A word-for-word printout of the listing below is needed.

***** RECORDS SHOWN *****

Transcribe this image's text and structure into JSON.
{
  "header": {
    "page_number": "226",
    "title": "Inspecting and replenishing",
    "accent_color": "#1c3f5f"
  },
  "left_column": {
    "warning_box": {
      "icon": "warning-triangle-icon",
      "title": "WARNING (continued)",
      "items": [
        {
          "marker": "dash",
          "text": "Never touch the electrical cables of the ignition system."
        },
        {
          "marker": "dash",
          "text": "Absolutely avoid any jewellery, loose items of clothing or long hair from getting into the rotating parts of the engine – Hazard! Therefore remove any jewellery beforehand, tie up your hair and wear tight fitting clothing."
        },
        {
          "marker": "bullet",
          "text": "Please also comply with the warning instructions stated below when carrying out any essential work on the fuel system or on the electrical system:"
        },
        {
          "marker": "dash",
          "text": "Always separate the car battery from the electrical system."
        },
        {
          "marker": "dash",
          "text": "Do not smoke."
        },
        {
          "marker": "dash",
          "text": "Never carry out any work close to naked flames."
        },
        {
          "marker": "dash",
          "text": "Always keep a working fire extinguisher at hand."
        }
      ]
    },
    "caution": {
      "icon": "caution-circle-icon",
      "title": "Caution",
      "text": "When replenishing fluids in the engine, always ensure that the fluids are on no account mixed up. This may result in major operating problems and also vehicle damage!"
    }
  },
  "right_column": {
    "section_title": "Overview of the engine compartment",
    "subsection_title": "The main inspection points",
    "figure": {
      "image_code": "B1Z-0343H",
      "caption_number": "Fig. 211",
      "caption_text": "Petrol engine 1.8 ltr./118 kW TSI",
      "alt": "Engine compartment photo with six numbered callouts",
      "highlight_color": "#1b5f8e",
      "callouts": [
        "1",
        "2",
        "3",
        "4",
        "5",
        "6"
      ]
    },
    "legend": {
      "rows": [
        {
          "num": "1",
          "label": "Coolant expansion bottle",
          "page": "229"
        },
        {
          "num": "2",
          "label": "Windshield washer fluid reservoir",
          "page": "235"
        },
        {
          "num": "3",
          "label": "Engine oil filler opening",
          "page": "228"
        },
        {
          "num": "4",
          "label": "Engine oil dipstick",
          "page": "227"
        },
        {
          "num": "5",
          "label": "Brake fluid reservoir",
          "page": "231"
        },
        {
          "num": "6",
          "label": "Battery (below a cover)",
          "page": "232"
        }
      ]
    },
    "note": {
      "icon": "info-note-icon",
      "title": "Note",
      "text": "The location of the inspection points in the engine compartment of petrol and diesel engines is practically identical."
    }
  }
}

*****

* TASK SOLUTION
Transcribe this image's text and structure into JSON.
{
  "header": {
    "page_number": "226",
    "title": "Inspecting and replenishing",
    "accent_color": "#1c3f5f"
  },
  "left_column": {
    "warning_box": {
      "icon": "warning-triangle-icon",
      "title": "WARNING (continued)",
      "items": [
        {
          "marker": "dash",
          "text": "Never touch the electrical cables of the ignition system."
        },
        {
          "marker": "dash",
          "text": "Absolutely avoid any jewellery, loose items of clothing or long hair from getting into the rotating parts of the engine – Hazard! Therefore remove any jewellery beforehand, tie up your hair and wear tight fitting clothing."
        },
        {
          "marker": "bullet",
          "text": "Please also comply with the warning instructions stated below when carrying out any essential work on the fuel system or on the electrical system:"
        },
        {
          "marker": "dash",
          "text": "Always separate the car battery from the electrical system."
        },
        {
          "marker": "dash",
          "text": "Do not smoke."
        },
        {
          "marker": "dash",
          "text": "Never carry out any work close to naked flames."
        },
        {
          "marker": "dash",
          "text": "Always keep a working fire extinguisher at hand."
        }
      ]
    },
    "caution": {
      "icon": "caution-circle-icon",
      "title": "Caution",
      "text": "When replenishing fluids in the engine, always ensure that the fluids are on no account mixed up. This may result in major operating problems and also vehicle damage!"
    }
  },
  "right_column": {
    "section_title": "Overview of the engine compartment",
    "subsection_title": "The main inspection points",
    "figure": {
      "image_code": "B1Z-0343H",
      "caption_number": "Fig. 211",
      "caption_text": "Petrol engine 1.8 ltr./118 kW TSI",
      "alt": "Engine compartment photo with six numbered callouts",
      "highlight_color": "#1b5f8e",
      "callouts": [
        "1",
        "2",
        "3",
        "4",
        "5",
        "6"
      ]
    },
    "legend": {
      "rows": [
        {
          "num": "1",
          "label": "Coolant expansion bottle",
          "page": "229"
        },
        {
          "num": "2",
          "label": "Windshield washer fluid reservoir",
          "page": "235"
        },
        {
          "num": "3",
          "label": "Engine oil filler opening",
          "page": "228"
        },
        {
          "num": "4",
          "label": "Engine oil dipstick",
          "page": "227"
        },
        {
          "num": "5",
          "label": "Brake fluid reservoir",
          "page": "231"
        },
        {
          "num": "6",
          "label": "Battery (below a cover)",
          "page": "232"
        }
      ]
    },
    "note": {
      "icon": "info-note-icon",
      "title": "Note",
      "text": "The location of the inspection points in the engine compartment of petrol and diesel engines is practically identical."
    }
  }
}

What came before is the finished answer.